Coolidge Hall, the large vaulted room above the General Store, was used by the Grange for weekly dances and family reunions well into the 20th century. It became famous when it served as President Coolidge's Summer White House office in 1924. The hall has its original furnishings including tables made especially for the President and instruments of the "Plymouth Old-Time Dance Orchestra."
1924 Summer White House Office. Coolidge used the dance hall, located above the general store, as his presidential office in August 1924.
The Plymouth Post Office, located in the former carriage barn attached to the General Store, is an operating United States Post Office.
The Aldrich House, currently the site's office, was the home of Carrie Brown, Calvin Coolidge's school teacher and later his stepmother. Later it was the home of Plymouth's first cheesemaker, Eugene Aldrich, and his daughter Ruth, who was known to all as "Midge." For many years Midge operated a tea room in this house. Built in the early 1800s, the house is a good example of "continuous New England architecture." Inclement weather could be avoided by going directly from the house to the barn. This building is open year-round and has special winter exhibits.
The Top of the Notch Cabins provided Plymouth tourists with modest, but comfortable accommodations.

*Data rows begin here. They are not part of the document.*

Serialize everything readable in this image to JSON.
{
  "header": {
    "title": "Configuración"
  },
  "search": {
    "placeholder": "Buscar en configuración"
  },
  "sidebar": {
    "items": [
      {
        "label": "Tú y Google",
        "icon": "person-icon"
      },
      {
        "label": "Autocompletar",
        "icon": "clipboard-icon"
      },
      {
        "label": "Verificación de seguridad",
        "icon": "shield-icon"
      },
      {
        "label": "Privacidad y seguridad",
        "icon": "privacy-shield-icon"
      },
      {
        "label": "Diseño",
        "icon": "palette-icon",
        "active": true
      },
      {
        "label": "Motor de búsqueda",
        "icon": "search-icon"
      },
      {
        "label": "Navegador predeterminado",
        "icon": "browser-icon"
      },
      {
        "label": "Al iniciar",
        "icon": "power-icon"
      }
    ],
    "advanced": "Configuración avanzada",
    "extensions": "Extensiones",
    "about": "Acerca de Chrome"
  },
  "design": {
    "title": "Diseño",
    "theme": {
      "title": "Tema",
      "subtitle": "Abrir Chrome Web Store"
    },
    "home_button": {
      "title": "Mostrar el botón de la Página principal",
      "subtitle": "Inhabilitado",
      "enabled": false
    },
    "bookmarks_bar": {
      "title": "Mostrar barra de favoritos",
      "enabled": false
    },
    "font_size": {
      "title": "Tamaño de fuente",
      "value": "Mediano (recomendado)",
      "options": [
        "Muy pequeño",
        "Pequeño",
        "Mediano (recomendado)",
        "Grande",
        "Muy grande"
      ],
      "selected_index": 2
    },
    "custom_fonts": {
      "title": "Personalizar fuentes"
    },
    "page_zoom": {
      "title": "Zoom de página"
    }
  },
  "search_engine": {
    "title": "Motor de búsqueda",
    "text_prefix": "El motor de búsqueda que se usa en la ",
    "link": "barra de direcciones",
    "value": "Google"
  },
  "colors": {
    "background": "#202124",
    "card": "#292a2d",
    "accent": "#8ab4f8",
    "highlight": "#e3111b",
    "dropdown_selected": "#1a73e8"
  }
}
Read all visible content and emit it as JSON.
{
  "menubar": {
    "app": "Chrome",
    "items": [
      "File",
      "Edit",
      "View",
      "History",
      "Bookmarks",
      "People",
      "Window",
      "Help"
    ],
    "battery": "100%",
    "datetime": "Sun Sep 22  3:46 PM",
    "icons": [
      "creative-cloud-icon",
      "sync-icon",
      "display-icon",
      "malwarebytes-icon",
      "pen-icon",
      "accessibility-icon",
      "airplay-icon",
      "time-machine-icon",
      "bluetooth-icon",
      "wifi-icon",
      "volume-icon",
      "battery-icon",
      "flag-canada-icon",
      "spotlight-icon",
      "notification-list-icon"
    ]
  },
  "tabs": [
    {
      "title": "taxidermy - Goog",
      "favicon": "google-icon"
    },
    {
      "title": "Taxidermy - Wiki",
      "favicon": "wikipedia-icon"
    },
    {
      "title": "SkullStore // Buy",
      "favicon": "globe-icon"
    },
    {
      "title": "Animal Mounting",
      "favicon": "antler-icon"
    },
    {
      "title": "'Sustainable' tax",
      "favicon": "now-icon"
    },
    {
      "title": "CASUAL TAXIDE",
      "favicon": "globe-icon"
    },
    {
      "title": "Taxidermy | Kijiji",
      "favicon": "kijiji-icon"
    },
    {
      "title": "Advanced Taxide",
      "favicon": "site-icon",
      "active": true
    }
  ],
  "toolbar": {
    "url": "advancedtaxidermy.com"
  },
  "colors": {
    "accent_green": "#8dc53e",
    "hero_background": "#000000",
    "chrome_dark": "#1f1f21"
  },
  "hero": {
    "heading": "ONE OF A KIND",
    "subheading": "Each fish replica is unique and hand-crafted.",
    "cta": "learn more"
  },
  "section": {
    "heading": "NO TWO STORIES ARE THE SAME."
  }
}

Made in the Boston area, they were shipped "flat" to Plymouth and assembled on the spot in 1927. "Midge" Aldrich operated these cabins, a gift shop and tea room called "Top of the Notch" for many years. The middle cabin has original furnishings and is open as an exhibit.
Top of the Notch Cabins
The Brown family farmhouse, at the southern end of the village, was built in 1869. This was one of Plymouth's outstanding farms, particularly under the care of James S. Brown. In 1879 the farm's production included 4,000 pounds of butter, 400 bushels of buckwheat, 350 bushels of oats, and 80 tons of hay. The garden area in front of the house, which is enclosed by the white picket fence, is the location of an earlier homestead of the Brown family. (Not open to the public.)
The serenity of the village and surrounding mountains is appropriately reflected in the simple granite headstone that marks the President's grave. Visitors are sometimes surprised that a President should be buried in such plain surroundings, but when Coolidge left the White House, he said, "We draw our Presidents from the people...I came from them."
Beyond the Brown House and across Route 100A (16 on map) is the grave site of President Coolidge. Seven generations of Coolidge’s are buried here. Established before 1800, this steep hillside cemetery is under the care of the Plymouth Cemetery Commissioners who are elected at the annual Town Meeting.